The pre-Angkorian site of Sambor Prei Kuk came under consideration this year to be added to the new historical and natural sites on the World Heritage list. But it wasn’t to be, and the UNESCO committee decided to defer discussion about the site until it meets again in 2014. This gives time for the Cambodian team to refine its bid and its management plans for the temple complex.
Sambor Prei Kuk, in Kompong Thom province, was once the city of Isanapura, the capital of the kingdom of Chenla, which thrived under the reign of King Isanavarman I (c.610-c.635).
Today many seventh and eighth century temples still remain, pre-dating the temples of Angkor by at least a couple of hundred years. There were once over 100 temples scattered in this area, and now around 50 are still recognisable.
Stylistically they are different to temples in Angkor Park and certainly lack the grandeur of Angkor Wat or Preah Khan. Some of the square towers built in sandstone are similar to the temples of early Angkor, whilst others are octagonal and made from brick.
Many are in remarkable condition considering their age. The École française d'Extrême-Orient cleared the site in the 1960s, but factional fighting meant it was closed to visitors until 1998. A team from Waseda University in Japan is now working alongside the Ministry of Culture on restoration projects.
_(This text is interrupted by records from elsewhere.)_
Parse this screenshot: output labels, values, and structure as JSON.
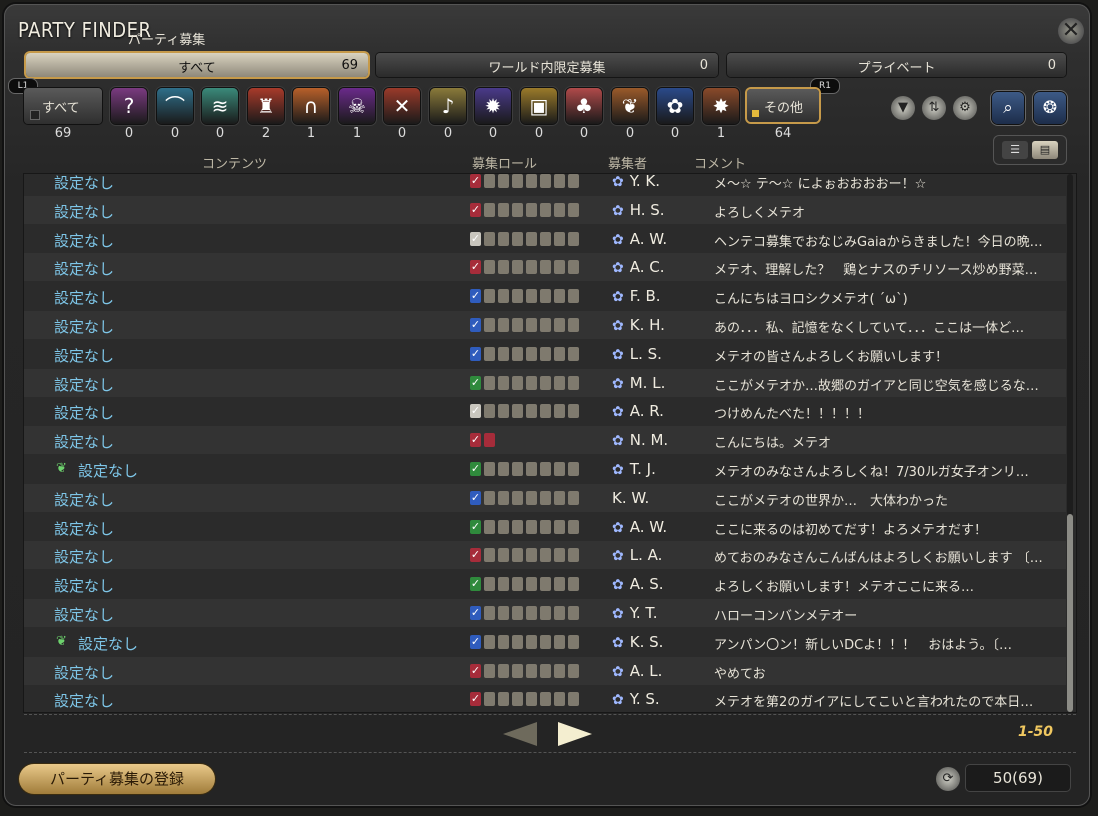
{
  "title": "PARTY FINDER",
  "subtitle": "パーティ募集",
  "tabs": [
    {
      "label": "すべて",
      "count": "69"
    },
    {
      "label": "ワールド内限定募集",
      "count": "0"
    },
    {
      "label": "プライベート",
      "count": "0"
    }
  ],
  "badges": {
    "l1": "L1",
    "r1": "R1"
  },
  "category_all": {
    "label": "すべて",
    "count": "69"
  },
  "categories": [
    {
      "icon": "question-icon",
      "glyph": "?",
      "count": "0",
      "color": "#7a3a80"
    },
    {
      "icon": "dungeon-icon",
      "glyph": "⌒",
      "count": "0",
      "color": "#2f6f8a"
    },
    {
      "icon": "guildhest-icon",
      "glyph": "≋",
      "count": "0",
      "color": "#3a8a7a"
    },
    {
      "icon": "trial-icon",
      "glyph": "♜",
      "count": "2",
      "color": "#a83a2a"
    },
    {
      "icon": "raid-icon",
      "glyph": "∩",
      "count": "1",
      "color": "#b8602a"
    },
    {
      "icon": "high-end-icon",
      "glyph": "☠",
      "count": "1",
      "color": "#6a2a8a"
    },
    {
      "icon": "pvp-icon",
      "glyph": "✕",
      "count": "0",
      "color": "#9a3a2a"
    },
    {
      "icon": "gold-saucer-icon",
      "glyph": "♪",
      "count": "0",
      "color": "#8a7a3a"
    },
    {
      "icon": "fate-icon",
      "glyph": "✹",
      "count": "0",
      "color": "#4a3a8a"
    },
    {
      "icon": "treasure-hunt-icon",
      "glyph": "▣",
      "count": "0",
      "color": "#9a7a2a"
    },
    {
      "icon": "hunt-icon",
      "glyph": "♣",
      "count": "0",
      "color": "#b04a4a"
    },
    {
      "icon": "gathering-icon",
      "glyph": "❦",
      "count": "0",
      "color": "#9a5a2a"
    },
    {
      "icon": "deep-dungeon-icon",
      "glyph": "✿",
      "count": "0",
      "color": "#2a4a8a"
    },
    {
      "icon": "adventuring-forays-icon",
      "glyph": "✸",
      "count": "1",
      "color": "#8a4a2a"
    }
  ],
  "category_other": {
    "label": "その他",
    "count": "64"
  },
  "headers": {
    "content": "コンテンツ",
    "role": "募集ロール",
    "recruiter": "募集者",
    "comment": "コメント"
  },
  "rows": [
    {
      "content": "設定なし",
      "sprout": false,
      "role": "dps",
      "slots": 8,
      "recruiter": "Y. K.",
      "flower": true,
      "comment": "メ～☆ テ～☆ によぉおおおおー！☆"
    },
    {
      "content": "設定なし",
      "sprout": false,
      "role": "dps",
      "slots": 8,
      "recruiter": "H. S.",
      "flower": true,
      "comment": "よろしくメテオ"
    },
    {
      "content": "設定なし",
      "sprout": false,
      "role": "all",
      "slots": 8,
      "recruiter": "A. W.",
      "flower": true,
      "comment": "ヘンテコ募集でおなじみGaiaからきました！今日の晩…"
    },
    {
      "content": "設定なし",
      "sprout": false,
      "role": "dps",
      "slots": 8,
      "recruiter": "A. C.",
      "flower": true,
      "comment": "メテオ、理解した？　鶏とナスのチリソース炒め野菜…"
    },
    {
      "content": "設定なし",
      "sprout": false,
      "role": "tank",
      "slots": 8,
      "recruiter": "F. B.",
      "flower": true,
      "comment": "こんにちはヨロシクメテオ( ´ω`)"
    },
    {
      "content": "設定なし",
      "sprout": false,
      "role": "tank",
      "slots": 8,
      "recruiter": "K. H.",
      "flower": true,
      "comment": "あの．．．私、記憶をなくしていて．．．ここは一体ど…"
    },
    {
      "content": "設定なし",
      "sprout": false,
      "role": "tank",
      "slots": 8,
      "recruiter": "L. S.",
      "flower": true,
      "comment": "メテオの皆さんよろしくお願いします！"
    },
    {
      "content": "設定なし",
      "sprout": false,
      "role": "healer",
      "slots": 8,
      "recruiter": "M. L.",
      "flower": true,
      "comment": "ここがメテオか…故郷のガイアと同じ空気を感じるな…"
    },
    {
      "content": "設定なし",
      "sprout": false,
      "role": "all",
      "slots": 8,
      "recruiter": "A. R.",
      "flower": true,
      "comment": "つけめんたべた！！！！！"
    },
    {
      "content": "設定なし",
      "sprout": false,
      "role": "dps",
      "slots": 2,
      "recruiter": "N. M.",
      "flower": true,
      "comment": "こんにちは。メテオ",
      "bracketed": [
        "こんにちは。",
        "メテオ"
      ]
    },
    {
      "content": "設定なし",
      "sprout": true,
      "role": "healer",
      "slots": 8,
      "recruiter": "T. J.",
      "flower": true,
      "comment": "メテオのみなさんよろしくね！7/30ルガ女子オンリ…"
    },
    {
      "content": "設定なし",
      "sprout": false,
      "role": "tank",
      "slots": 8,
      "recruiter": "K. W.",
      "flower": false,
      "comment": "ここがメテオの世界か…　大体わかった"
    },
    {
      "content": "設定なし",
      "sprout": false,
      "role": "healer",
      "slots": 8,
      "recruiter": "A. W.",
      "flower": true,
      "comment": "ここに来るのは初めてだす！よろメテオだす！"
    },
    {
      "content": "設定なし",
      "sprout": false,
      "role": "dps",
      "slots": 8,
      "recruiter": "L. A.",
      "flower": true,
      "comment": "めておのみなさんこんばんはよろしくお願いします 〔…"
    },
    {
      "content": "設定なし",
      "sprout": false,
      "role": "healer",
      "slots": 8,
      "recruiter": "A. S.",
      "flower": true,
      "comment": "よろしくお願いします！メテオここに来る…",
      "bracketed": [
        "よろしくお願いします！",
        "メテオ",
        "ここに来る…"
      ]
    },
    {
      "content": "設定なし",
      "sprout": false,
      "role": "tank",
      "slots": 8,
      "recruiter": "Y. T.",
      "flower": true,
      "comment": "ハローコンバンメテオー"
    },
    {
      "content": "設定なし",
      "sprout": true,
      "role": "tank",
      "slots": 8,
      "recruiter": "K. S.",
      "flower": true,
      "comment": "アンパン〇ン！新しいDCよ！！！　おはよう。〔…",
      "bracketed_tail": [
        "アンパン〇ン！新しいDCよ！！！　",
        "おはよう。"
      ]
    },
    {
      "content": "設定なし",
      "sprout": false,
      "role": "dps",
      "slots": 8,
      "recruiter": "A. L.",
      "flower": true,
      "comment": "やめてお"
    },
    {
      "content": "設定なし",
      "sprout": false,
      "role": "dps",
      "slots": 8,
      "recruiter": "Y. S.",
      "flower": true,
      "comment": "メテオを第2のガイアにしてこいと言われたので本日…"
    }
  ],
  "pagination": {
    "range": "1-50"
  },
  "register_label": "パーティ募集の登録",
  "listing_count": "50(69)",
  "colors": {
    "tank": "#2f5cbd",
    "healer": "#2f8a3c",
    "dps": "#a62c3a",
    "accent": "#c69a4a"
  }
}
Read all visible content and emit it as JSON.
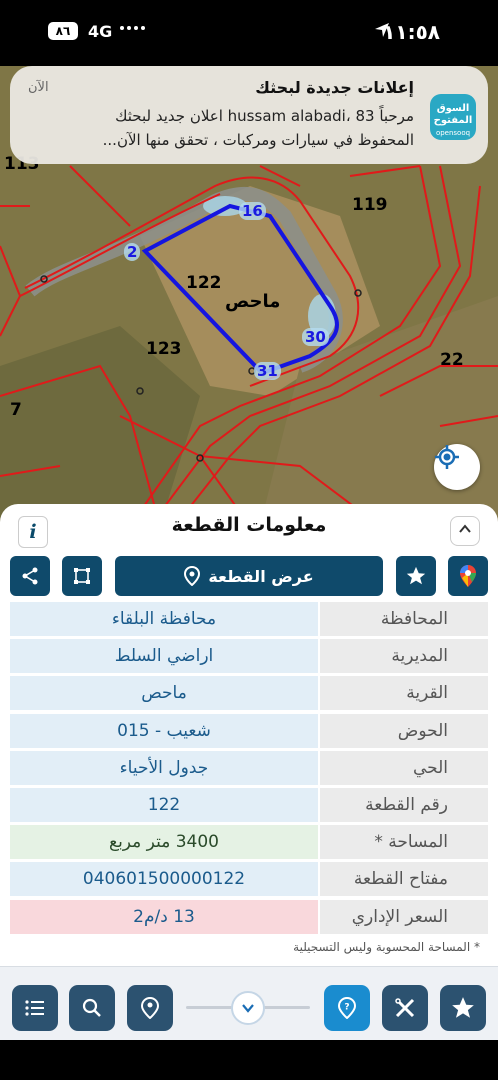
{
  "status_bar": {
    "time": "١١:٥٨",
    "network": "4G",
    "battery": "٨٦"
  },
  "notification": {
    "app_icon_text": "السوق المفتوح",
    "app_icon_sub": "opensooq",
    "title": "إعلانات جديدة لبحثك",
    "time": "الآن",
    "body": "مرحباً hussam alabadi، 83 اعلان جديد لبحثك المحفوظ في سيارات ومركبات ، تحقق منها الآن..."
  },
  "map": {
    "parcel_numbers": [
      "122",
      "123",
      "119",
      "22",
      "7",
      "113"
    ],
    "village_label": "ماحص",
    "vertices": [
      "16",
      "2",
      "30",
      "31"
    ],
    "colors": {
      "parcel_outline": "#1515e0",
      "boundaries": "#e01a1a"
    }
  },
  "panel": {
    "title": "معلومات القطعة",
    "info_icon": "i",
    "show_parcel_label": "عرض القطعة",
    "rows": [
      {
        "key": "المحافظة",
        "value": "محافظة البلقاء",
        "style": "normal"
      },
      {
        "key": "المديرية",
        "value": "اراضي السلط",
        "style": "normal"
      },
      {
        "key": "القرية",
        "value": "ماحص",
        "style": "normal"
      },
      {
        "key": "الحوض",
        "value": "شعيب - 015",
        "style": "normal"
      },
      {
        "key": "الحي",
        "value": "جدول الأحياء",
        "style": "normal"
      },
      {
        "key": "رقم القطعة",
        "value": "122",
        "style": "normal"
      },
      {
        "key": "المساحة *",
        "value": "3400  متر مربع",
        "style": "green"
      },
      {
        "key": "مفتاح القطعة",
        "value": "040601500000122",
        "style": "normal"
      },
      {
        "key": "السعر الإداري",
        "value": "13 د/م2",
        "style": "red"
      }
    ],
    "note": "* المساحة المحسوبة وليس التسجيلية"
  },
  "bottom_bar": {
    "buttons": [
      "list-icon",
      "search-icon",
      "location-pin-icon",
      "help-pin-icon",
      "measure-icon",
      "star-icon"
    ]
  }
}
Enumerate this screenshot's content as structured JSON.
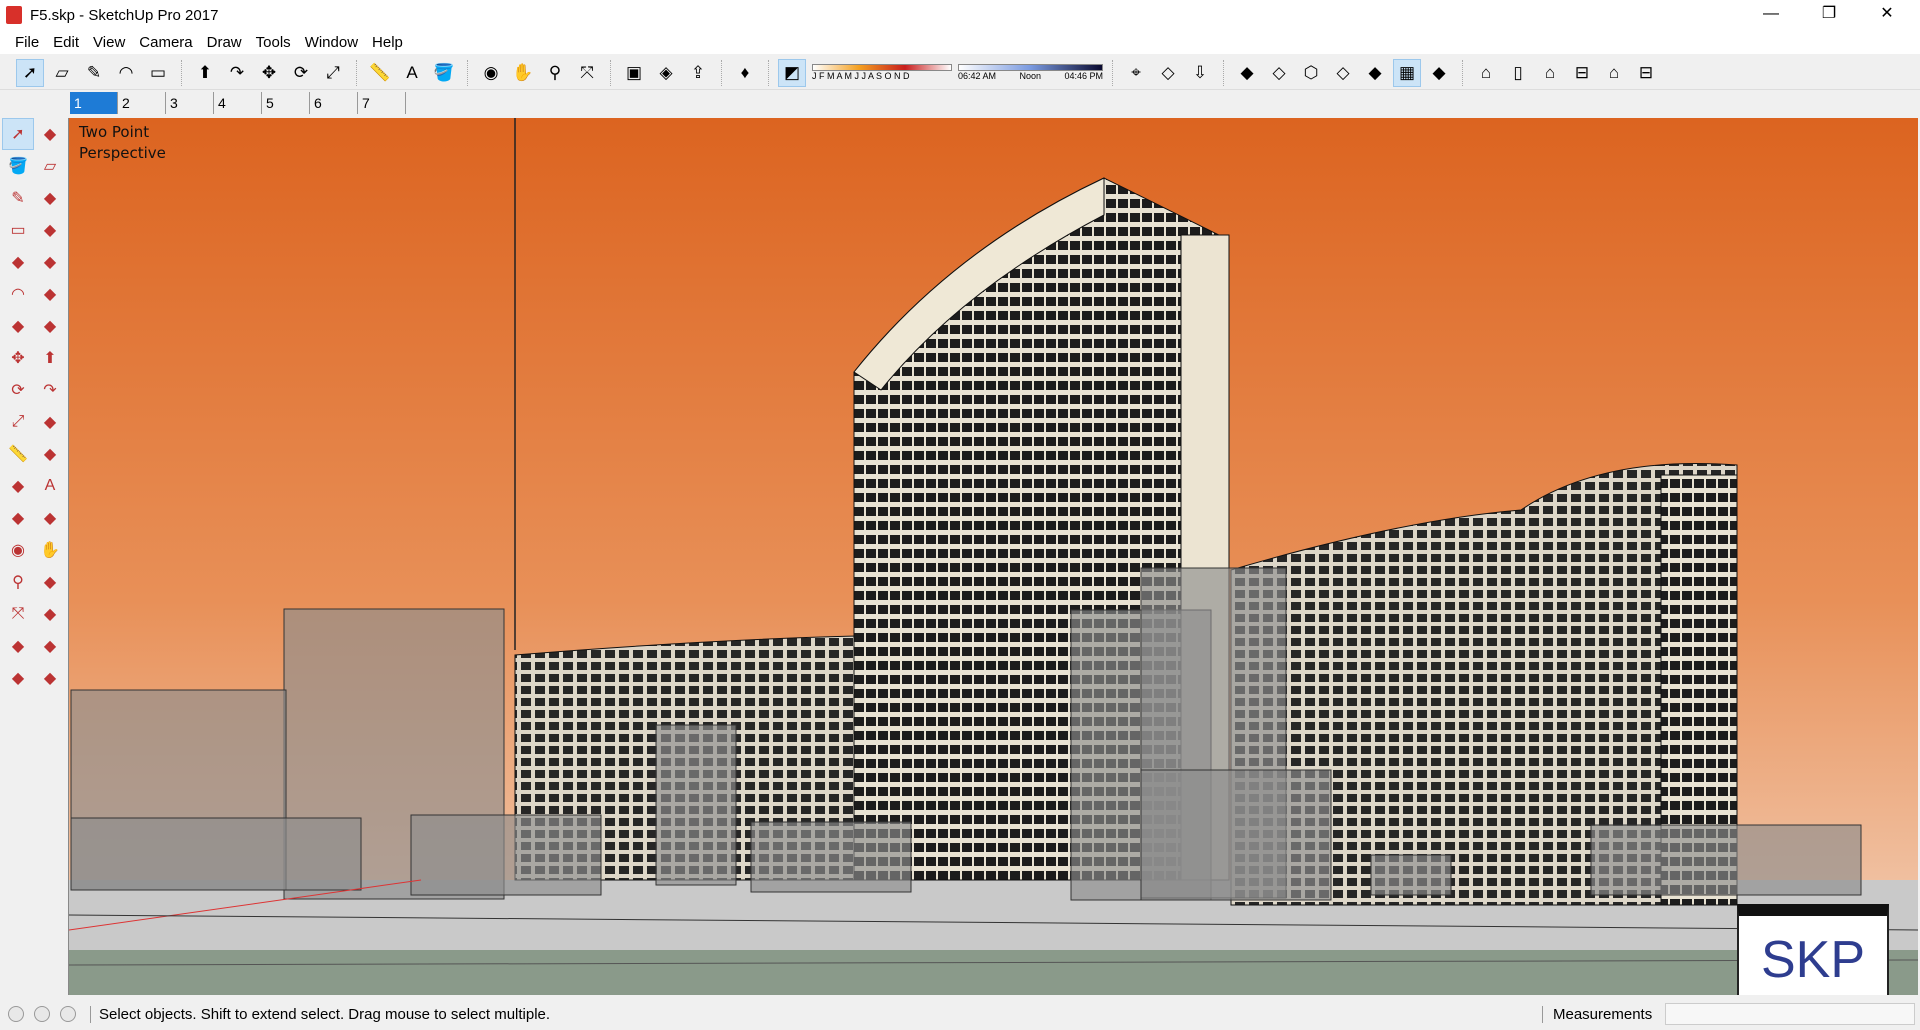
{
  "window": {
    "title": "F5.skp - SketchUp Pro 2017",
    "minimize": "—",
    "restore": "❐",
    "close": "✕"
  },
  "menu": [
    "File",
    "Edit",
    "View",
    "Camera",
    "Draw",
    "Tools",
    "Window",
    "Help"
  ],
  "toolbar": {
    "icons_a": [
      "select-icon",
      "eraser-icon",
      "pencil-icon",
      "arc-icon",
      "rectangle-icon"
    ],
    "icons_b": [
      "push-pull-icon",
      "follow-me-icon",
      "move-icon",
      "rotate-icon",
      "scale-icon"
    ],
    "icons_c": [
      "tape-measure-icon",
      "text-icon",
      "paint-bucket-icon"
    ],
    "icons_d": [
      "orbit-icon",
      "pan-icon",
      "zoom-icon",
      "zoom-extents-icon"
    ],
    "icons_e": [
      "warehouse-icon",
      "extension-icon",
      "share-model-icon"
    ],
    "icons_f": [
      "ruby-icon"
    ],
    "shadow": {
      "months": "J F M A M J J A S O N D",
      "time_start": "06:42 AM",
      "time_mid": "Noon",
      "time_end": "04:46 PM"
    },
    "icons_g": [
      "geo-location-icon",
      "terrain-icon",
      "add-location-icon"
    ],
    "icons_h": [
      "xray-icon",
      "back-edges-icon",
      "wireframe-icon",
      "hidden-line-icon",
      "shaded-icon",
      "shaded-textures-icon",
      "monochrome-icon"
    ],
    "icons_i": [
      "iso-view-icon",
      "top-view-icon",
      "front-view-icon",
      "right-view-icon",
      "back-view-icon",
      "left-view-icon"
    ]
  },
  "tabs": [
    "1",
    "2",
    "3",
    "4",
    "5",
    "6",
    "7"
  ],
  "left_tools": [
    "select-icon",
    "component-icon",
    "paint-bucket-icon",
    "eraser-icon",
    "pencil-icon",
    "freehand-icon",
    "rectangle-icon",
    "rotated-rectangle-icon",
    "circle-icon",
    "polygon-icon",
    "arc-icon",
    "pie-icon",
    "three-point-arc-icon",
    "two-point-arc-icon",
    "move-icon",
    "push-pull-icon",
    "rotate-icon",
    "follow-me-icon",
    "scale-icon",
    "offset-icon",
    "tape-measure-icon",
    "dimension-icon",
    "protractor-icon",
    "text-icon",
    "axes-icon",
    "3d-text-icon",
    "orbit-icon",
    "pan-icon",
    "zoom-icon",
    "zoom-window-icon",
    "zoom-extents-icon",
    "previous-view-icon",
    "position-camera-icon",
    "look-around-icon",
    "walk-icon",
    "section-plane-icon"
  ],
  "viewport": {
    "camera_label_1": "Two Point",
    "camera_label_2": "Perspective",
    "logo": "SKP"
  },
  "status": {
    "text": "Select objects. Shift to extend select. Drag mouse to select multiple.",
    "measurements_label": "Measurements",
    "measurements_value": ""
  }
}
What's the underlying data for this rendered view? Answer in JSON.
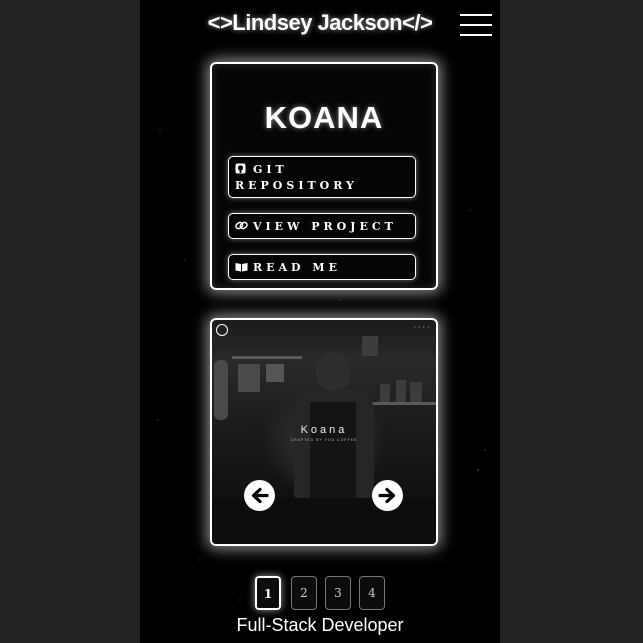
{
  "header": {
    "logo_text": "<>Lindsey Jackson</>",
    "menu_icon": "hamburger-menu-icon"
  },
  "project": {
    "title": "KOANA",
    "links": [
      {
        "label": "GIT REPOSITORY",
        "icon": "github-icon"
      },
      {
        "label": "VIEW PROJECT",
        "icon": "link-icon"
      },
      {
        "label": "READ ME",
        "icon": "book-icon"
      }
    ]
  },
  "preview": {
    "site_wordmark": "Koana",
    "site_tagline": "CRAFTED BY YOU COFFEE",
    "prev_icon": "arrow-left-icon",
    "next_icon": "arrow-right-icon"
  },
  "pagination": {
    "pages": [
      "1",
      "2",
      "3",
      "4"
    ],
    "active": "1"
  },
  "footer": {
    "role": "Full-Stack Developer"
  },
  "colors": {
    "background": "#000000",
    "page_outer": "#222224",
    "glow": "#ffffff"
  }
}
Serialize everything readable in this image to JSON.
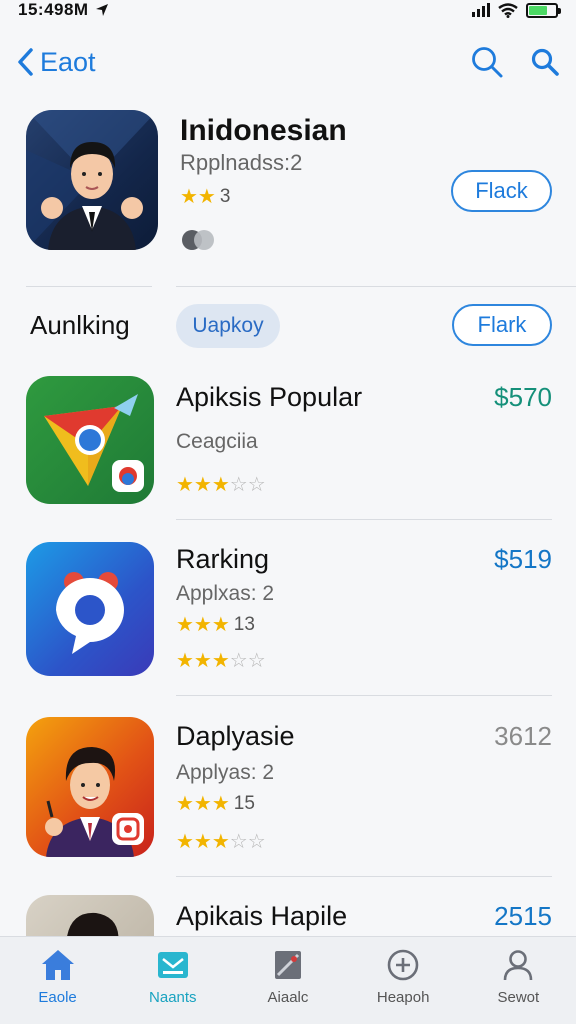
{
  "status_bar": {
    "time": "15:498M"
  },
  "nav": {
    "back_label": "Eaot"
  },
  "hero": {
    "title": "Inidonesian",
    "subtitle": "Rpplnadss:2",
    "rating_count": "3",
    "button_label": "Flack"
  },
  "section": {
    "title": "Aunlking",
    "chip_label": "Uapkoy",
    "button_label": "Flark"
  },
  "apps": [
    {
      "title": "Apiksis Popular",
      "subtitle": "Ceagciia",
      "price": "$570",
      "rating": 3,
      "rating_extra": ""
    },
    {
      "title": "Rarking",
      "subtitle": "Applxas: 2",
      "price": "$519",
      "rating": 3,
      "rating_extra": "13"
    },
    {
      "title": "Daplyasie",
      "subtitle": "Applyas: 2",
      "price": "3612",
      "rating": 3,
      "rating_extra": "15"
    },
    {
      "title": "Apikais Hapile",
      "subtitle": "",
      "price": "2515",
      "rating": 0,
      "rating_extra": ""
    }
  ],
  "tabs": [
    {
      "label": "Eaole",
      "icon": "home-icon"
    },
    {
      "label": "Naants",
      "icon": "apps-icon"
    },
    {
      "label": "Aiaalc",
      "icon": "games-icon"
    },
    {
      "label": "Heapoh",
      "icon": "add-circle-icon"
    },
    {
      "label": "Sewot",
      "icon": "person-icon"
    }
  ],
  "colors": {
    "accent": "#1e7bdc",
    "star": "#f2b400",
    "price_teal": "#15907a"
  }
}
Many of the temples still have original stucco reliefs clinging to their exterior walls. In many cases, where stucco has disappeared, the incredible brick relief still remains. Figures peer down from ornately decorated false windows, and lions fiercely guard the giant doorways.
Inside the temples, giant yonis hint at the sizeable lingas which were once the focus of worship. Huge strangler fig trees envelope some towers in a considerably more impressive way than anything at Ta Prohm. There is something magical about walking through the sub-tropical forests between each of the three main temple sites.
In this temple enthusiast’s opinion, Sambor Prei Kuk is one of the most interesting and atmospheric group of temples in Cambodia. Long-term residents of Siem Reap really have no excuse not to visit, as the complex is about a 40-minute tuktuk ride from Kompong Thom city, through beautiful countryside.
Expats are likely to have passed through the town countless times on the interminable journey between Siem Reap and Phnom Penh, and it makes sense to hop off the bus and spend time exploring the area.
The services of highly trained guides at Sambor Prei Kuk are indispensable as they can assist with an overview of the original layout and provide historical background. A guide costs just $6 and $1 dollar of that goes into the local community fund. Guides can also arrange homestays.
Kompong Thom also has several hotel options and the delightful Sambor Village, a small resort on the quiet southern bank of the Stung Seng river, is highly recommended. Each semi-detached bungalow is set amongst lush greenery with private terrace and cute tiled roof.
Inside, exposed beams, tiled floors and simple four-poster beds add to the rustic charm. A restaurant and bar are in a traditional Khmer wooden house, which overlooks a good-sized pool, the perfect place to sink a few beers after a day in the humid forest.
Arunas Hotel, close to the market, is another option and also has a traditional Khmer menu. Run Amok, a Kiwi/ Khmer-owned restaurant close to Sambor Village serves delicious pizzas, pastas and burgers.
Buses, minivans and taxis pass through Kompong Thom regularly so it is easy to break up a journey between Siem Reap and Phnom Penh for a unique temple adventure.